I said to them, “Oh, oh, what is going on here?” Their degree of perplexity had produced a great impression on me. He went on: “Do you know what we did? We decided to fast for three weeks so that the Lord Himself would settle our doubts. We started fasting, and truly, one Sunday, even before the bishop had come to consecrate the church, at the Liturgy we saw the light again.” I starting speaking loudly, “What light? What light are you talking about?” “You know, that light—it’s not like the sun, you look at the sun afterwards and it seems to you that you’re looking at darkness. That light, when it comes down, you start seeing everything completely differently. You start seeing completely different things, different events, different states, present, past, and future in it,” he tried to explain.
I was so taken by this. I was sitting amidst simple folk who had experiences similar to those of St. Gregory Palamas and St. Simeon New Theologian! And of course, they had been blessed by the priest who served the Liturgy, and who was sitting there with us. This absolutely uneducated father just nodded his head in agreement: “Yes, yes, we were all there, that is how it was…” Filled with tender admiration, I of course began to probe for the reason why these folk in particular had this experience and I questioned this exceedingly simple, uneducated man.
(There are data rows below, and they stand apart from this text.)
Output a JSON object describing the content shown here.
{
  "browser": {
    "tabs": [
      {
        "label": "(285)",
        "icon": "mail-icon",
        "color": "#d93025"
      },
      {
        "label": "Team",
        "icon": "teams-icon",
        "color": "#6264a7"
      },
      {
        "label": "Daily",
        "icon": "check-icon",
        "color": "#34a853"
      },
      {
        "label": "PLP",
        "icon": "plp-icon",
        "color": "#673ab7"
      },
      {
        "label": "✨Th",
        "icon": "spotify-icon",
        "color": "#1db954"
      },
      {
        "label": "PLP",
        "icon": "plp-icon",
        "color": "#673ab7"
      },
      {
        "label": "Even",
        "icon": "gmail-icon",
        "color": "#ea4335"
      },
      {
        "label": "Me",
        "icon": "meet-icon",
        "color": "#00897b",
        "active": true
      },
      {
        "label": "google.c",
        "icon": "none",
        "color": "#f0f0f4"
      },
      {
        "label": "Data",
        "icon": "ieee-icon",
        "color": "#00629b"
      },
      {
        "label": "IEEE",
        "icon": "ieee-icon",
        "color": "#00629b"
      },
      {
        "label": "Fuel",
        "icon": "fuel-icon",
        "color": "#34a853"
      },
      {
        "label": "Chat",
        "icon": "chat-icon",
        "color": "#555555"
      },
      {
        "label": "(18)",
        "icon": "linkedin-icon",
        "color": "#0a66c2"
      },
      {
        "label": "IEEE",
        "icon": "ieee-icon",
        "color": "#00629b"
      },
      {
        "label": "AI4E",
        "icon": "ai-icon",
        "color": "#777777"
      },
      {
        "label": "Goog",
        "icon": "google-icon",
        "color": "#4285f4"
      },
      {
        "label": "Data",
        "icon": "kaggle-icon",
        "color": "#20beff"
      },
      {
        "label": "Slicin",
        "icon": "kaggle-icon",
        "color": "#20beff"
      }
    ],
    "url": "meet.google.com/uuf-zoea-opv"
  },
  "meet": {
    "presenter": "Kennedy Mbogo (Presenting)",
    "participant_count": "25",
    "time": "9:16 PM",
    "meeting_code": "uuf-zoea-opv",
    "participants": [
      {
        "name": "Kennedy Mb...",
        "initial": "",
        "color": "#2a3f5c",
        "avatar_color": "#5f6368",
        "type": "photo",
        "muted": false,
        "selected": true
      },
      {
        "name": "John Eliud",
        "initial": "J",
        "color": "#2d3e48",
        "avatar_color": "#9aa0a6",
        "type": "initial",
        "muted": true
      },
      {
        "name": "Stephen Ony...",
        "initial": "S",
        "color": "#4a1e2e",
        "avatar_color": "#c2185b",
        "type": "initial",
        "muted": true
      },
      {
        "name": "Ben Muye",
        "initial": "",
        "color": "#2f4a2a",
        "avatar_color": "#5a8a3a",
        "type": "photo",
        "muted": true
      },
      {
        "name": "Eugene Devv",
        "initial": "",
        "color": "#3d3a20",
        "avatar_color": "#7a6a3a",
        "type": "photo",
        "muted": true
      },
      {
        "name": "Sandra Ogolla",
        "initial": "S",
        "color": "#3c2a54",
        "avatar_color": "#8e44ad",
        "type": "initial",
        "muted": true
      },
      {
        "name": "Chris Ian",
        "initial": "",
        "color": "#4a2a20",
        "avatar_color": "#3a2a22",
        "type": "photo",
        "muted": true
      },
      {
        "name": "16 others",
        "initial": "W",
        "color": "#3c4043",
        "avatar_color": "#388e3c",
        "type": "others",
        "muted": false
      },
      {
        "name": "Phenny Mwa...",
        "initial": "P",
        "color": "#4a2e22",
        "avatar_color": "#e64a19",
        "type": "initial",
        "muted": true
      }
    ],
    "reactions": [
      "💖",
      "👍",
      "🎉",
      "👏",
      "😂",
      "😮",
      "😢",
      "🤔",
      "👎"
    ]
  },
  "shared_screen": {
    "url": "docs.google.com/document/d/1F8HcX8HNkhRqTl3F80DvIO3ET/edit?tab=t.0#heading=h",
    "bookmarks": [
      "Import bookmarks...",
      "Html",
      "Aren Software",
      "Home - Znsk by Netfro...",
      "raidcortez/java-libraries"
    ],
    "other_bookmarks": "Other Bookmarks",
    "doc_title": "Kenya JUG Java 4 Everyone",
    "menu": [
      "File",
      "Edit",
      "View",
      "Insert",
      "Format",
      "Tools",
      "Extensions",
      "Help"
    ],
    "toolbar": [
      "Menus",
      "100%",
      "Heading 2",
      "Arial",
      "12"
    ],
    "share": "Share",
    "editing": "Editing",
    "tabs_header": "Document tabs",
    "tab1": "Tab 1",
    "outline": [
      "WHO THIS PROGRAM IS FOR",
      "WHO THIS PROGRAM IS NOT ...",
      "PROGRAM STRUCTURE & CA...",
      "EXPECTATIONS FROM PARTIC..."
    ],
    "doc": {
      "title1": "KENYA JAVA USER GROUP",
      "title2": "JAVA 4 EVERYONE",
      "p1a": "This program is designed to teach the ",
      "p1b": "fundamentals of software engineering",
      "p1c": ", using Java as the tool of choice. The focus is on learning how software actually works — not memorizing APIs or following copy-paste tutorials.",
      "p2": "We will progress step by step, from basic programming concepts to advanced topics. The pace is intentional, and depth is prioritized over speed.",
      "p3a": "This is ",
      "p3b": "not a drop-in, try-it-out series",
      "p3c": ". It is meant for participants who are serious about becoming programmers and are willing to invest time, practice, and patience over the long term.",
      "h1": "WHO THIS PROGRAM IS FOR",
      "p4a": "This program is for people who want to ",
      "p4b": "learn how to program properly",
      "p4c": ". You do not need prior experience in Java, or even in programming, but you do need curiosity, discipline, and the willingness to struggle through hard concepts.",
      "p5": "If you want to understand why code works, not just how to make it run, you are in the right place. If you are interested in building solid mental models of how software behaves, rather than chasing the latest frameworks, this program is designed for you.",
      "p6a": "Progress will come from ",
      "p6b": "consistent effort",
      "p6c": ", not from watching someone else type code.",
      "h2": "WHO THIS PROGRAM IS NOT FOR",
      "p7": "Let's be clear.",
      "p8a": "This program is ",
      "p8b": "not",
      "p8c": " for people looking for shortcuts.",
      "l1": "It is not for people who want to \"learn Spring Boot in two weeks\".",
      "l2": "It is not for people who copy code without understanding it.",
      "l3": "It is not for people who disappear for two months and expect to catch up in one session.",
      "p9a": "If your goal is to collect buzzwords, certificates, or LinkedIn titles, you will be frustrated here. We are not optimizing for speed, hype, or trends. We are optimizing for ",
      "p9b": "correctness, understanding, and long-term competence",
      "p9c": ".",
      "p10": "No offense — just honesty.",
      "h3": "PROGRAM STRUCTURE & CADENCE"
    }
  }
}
“Tell me, how do you live?” (I asked him the question because I had felt a shock that would follow me many years afterward.)
“Eh, how do I live? I am poor.”
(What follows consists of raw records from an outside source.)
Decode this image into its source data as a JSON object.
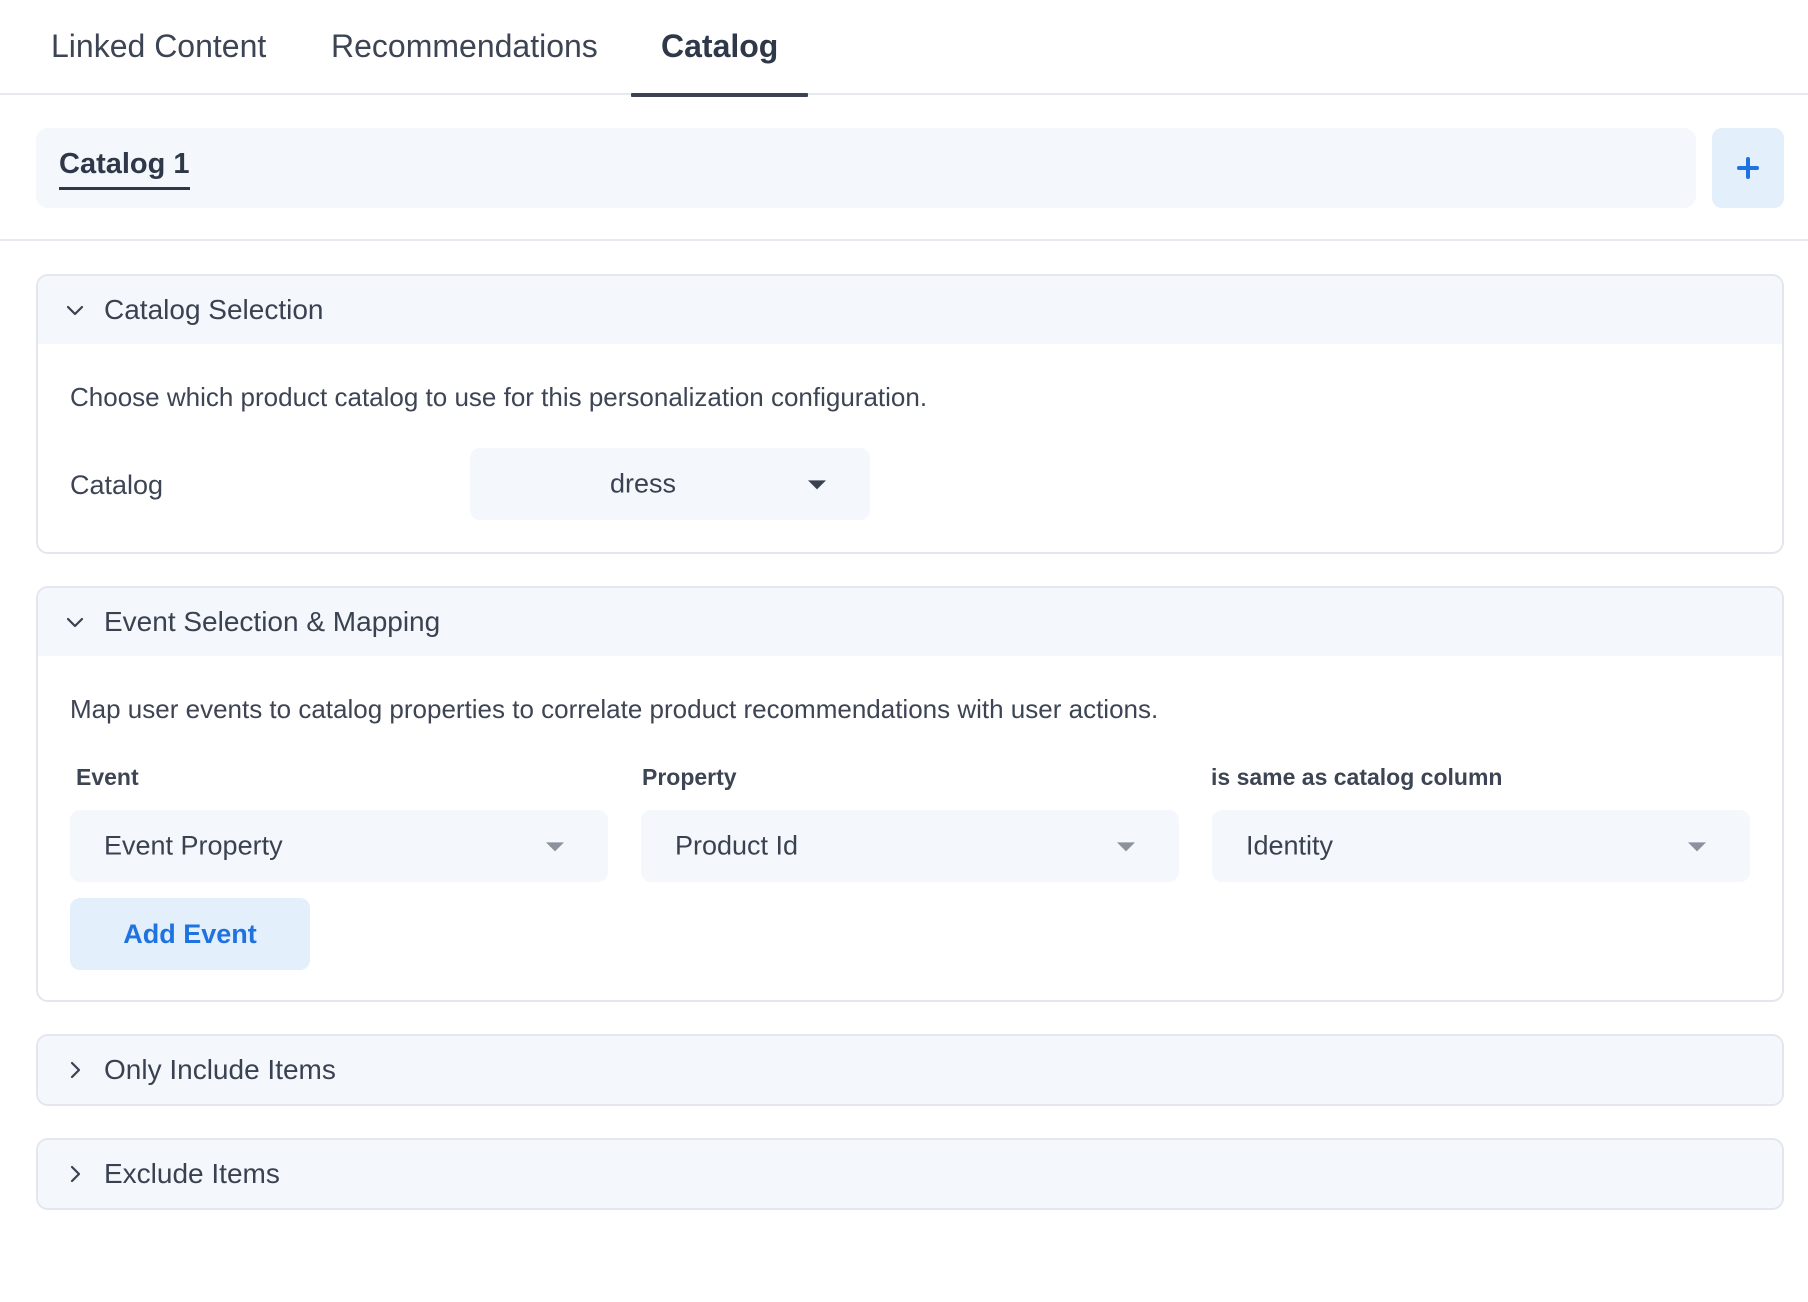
{
  "tabs": [
    {
      "label": "Linked Content",
      "active": false
    },
    {
      "label": "Recommendations",
      "active": false
    },
    {
      "label": "Catalog",
      "active": true
    }
  ],
  "catalog_bar": {
    "active_catalog": "Catalog 1",
    "add_icon": "plus-icon"
  },
  "sections": {
    "catalog_selection": {
      "title": "Catalog Selection",
      "expanded": true,
      "description": "Choose which product catalog to use for this personalization configuration.",
      "catalog_label": "Catalog",
      "catalog_value": "dress"
    },
    "event_mapping": {
      "title": "Event Selection & Mapping",
      "expanded": true,
      "description": "Map user events to catalog properties to correlate product recommendations with user actions.",
      "columns": [
        "Event",
        "Property",
        "is same as catalog column"
      ],
      "row": {
        "event": "Event Property",
        "property": "Product Id",
        "catalog_column": "Identity"
      },
      "add_event_label": "Add Event"
    },
    "include_items": {
      "title": "Only Include Items",
      "expanded": false
    },
    "exclude_items": {
      "title": "Exclude Items",
      "expanded": false
    }
  },
  "colors": {
    "accent": "#1f73e0",
    "panel_bg": "#f4f7fb",
    "button_bg": "#e4effc",
    "text": "#3a4252"
  }
}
“No that’s not what I mean. How do you spend your days? What extraordinary thing do you do?”
“Ah, I don’t do anything out of the ordinary. I just love God and endure a little. I just endure.”
He had patience. Do you know what patience is? Patience means carrying your cross voluntarily, and it embraces all other people. And God is revealed to you in that cross.
This was a remarkably great proof of the fact that hesychasm is a natural science of life; and don’t think, you theologians, that hesychasm is a personal attainment like some states achieved in Hinduism, or the attainment of those who annihilate their own will in order to see visions. It is through this real path of hesychasm that there have been many revelations—which I, a master of theology, have not been vouchsafed from that moment on, nor am I likely to be so in the future.
Priest Andrew Ludovic
Translation by OrthoChristian.com